═══ Material shown ═══

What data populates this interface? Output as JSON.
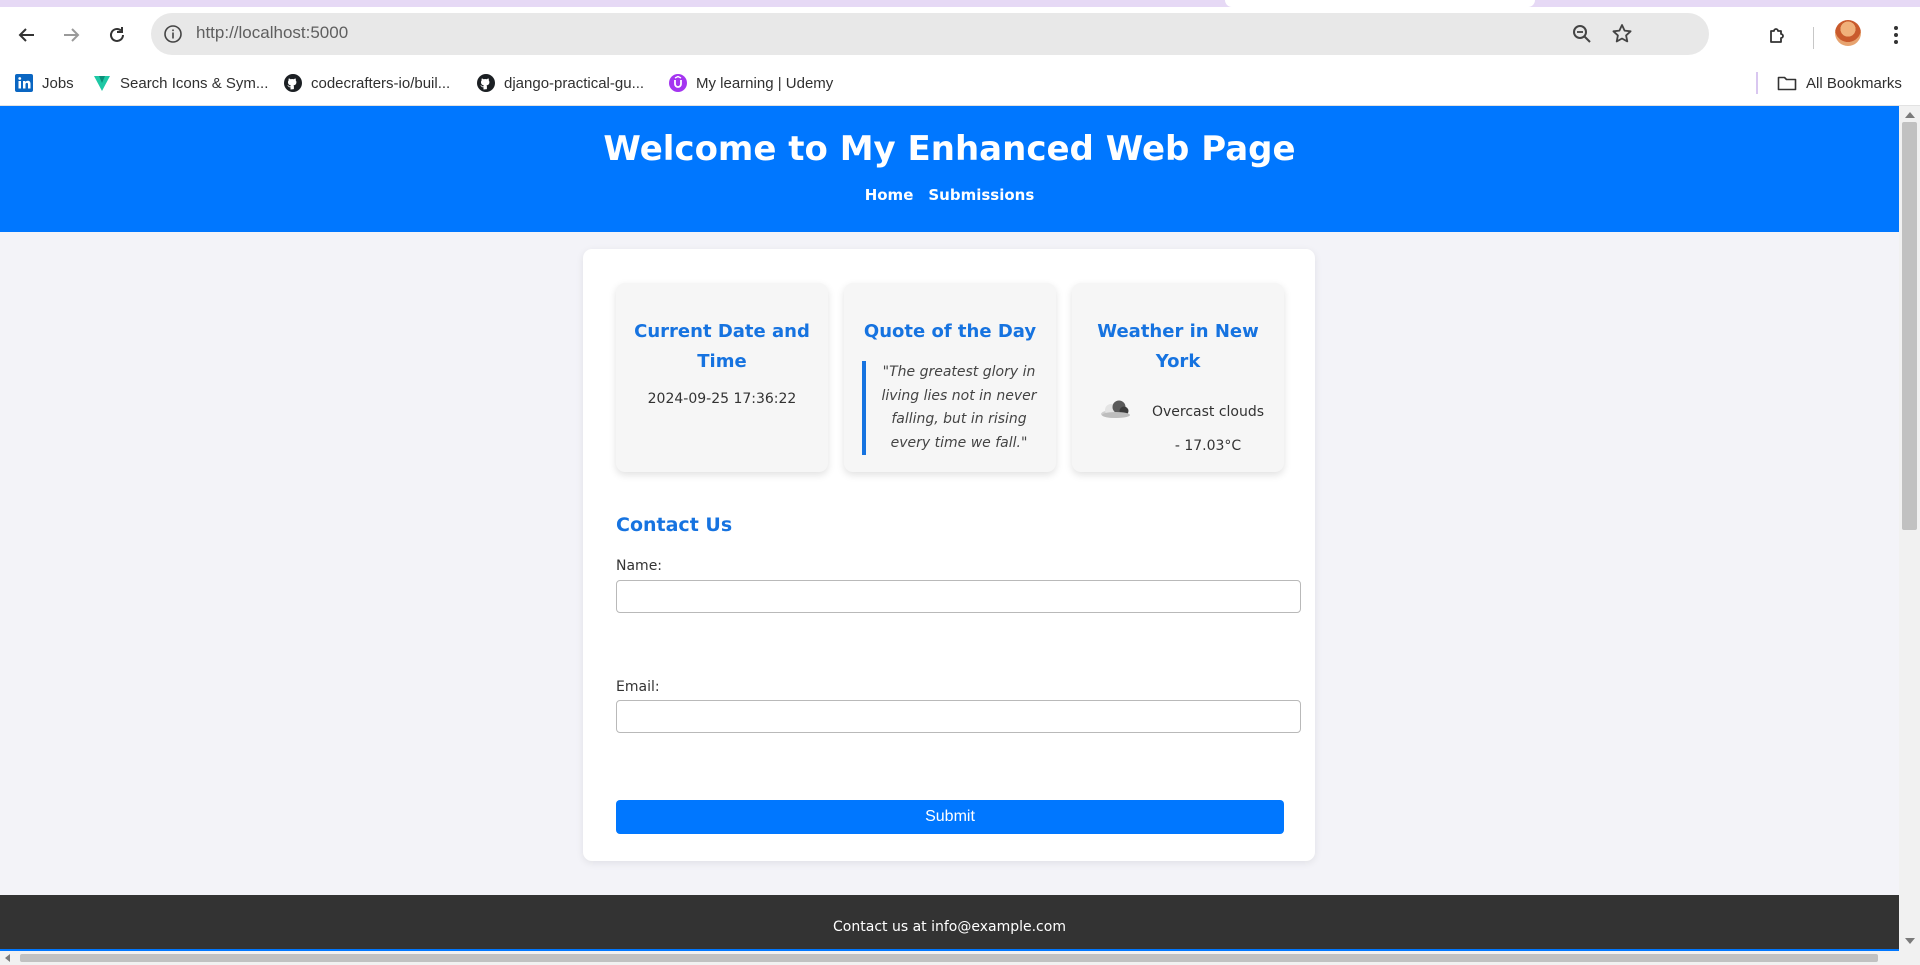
{
  "browser": {
    "url": "http://localhost:5000",
    "bookmarks": [
      {
        "label": "Jobs",
        "icon": "linkedin-icon"
      },
      {
        "label": "Search Icons & Sym...",
        "icon": "vuetify-icon"
      },
      {
        "label": "codecrafters-io/buil...",
        "icon": "github-icon"
      },
      {
        "label": "django-practical-gu...",
        "icon": "github-icon"
      },
      {
        "label": "My learning | Udemy",
        "icon": "udemy-icon"
      }
    ],
    "all_bookmarks_label": "All Bookmarks"
  },
  "header": {
    "title": "Welcome to My Enhanced Web Page",
    "nav": [
      "Home",
      "Submissions"
    ]
  },
  "cards": {
    "datetime": {
      "title": "Current Date and Time",
      "value": "2024-09-25 17:36:22"
    },
    "quote": {
      "title": "Quote of the Day",
      "text": "\"The greatest glory in living lies not in never falling, but in rising every time we fall.\""
    },
    "weather": {
      "title": "Weather in New York",
      "description": "Overcast clouds - 17.03°C",
      "icon": "cloud-icon"
    }
  },
  "contact": {
    "title": "Contact Us",
    "name_label": "Name:",
    "name_value": "",
    "email_label": "Email:",
    "email_value": "",
    "submit_label": "Submit"
  },
  "footer": {
    "text": "Contact us at info@example.com"
  },
  "colors": {
    "primary": "#0077ff",
    "heading": "#1673e0",
    "footer_bg": "#333333",
    "page_bg": "#f3f3f8"
  }
}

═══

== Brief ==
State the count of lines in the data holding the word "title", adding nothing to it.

== Written response ==
5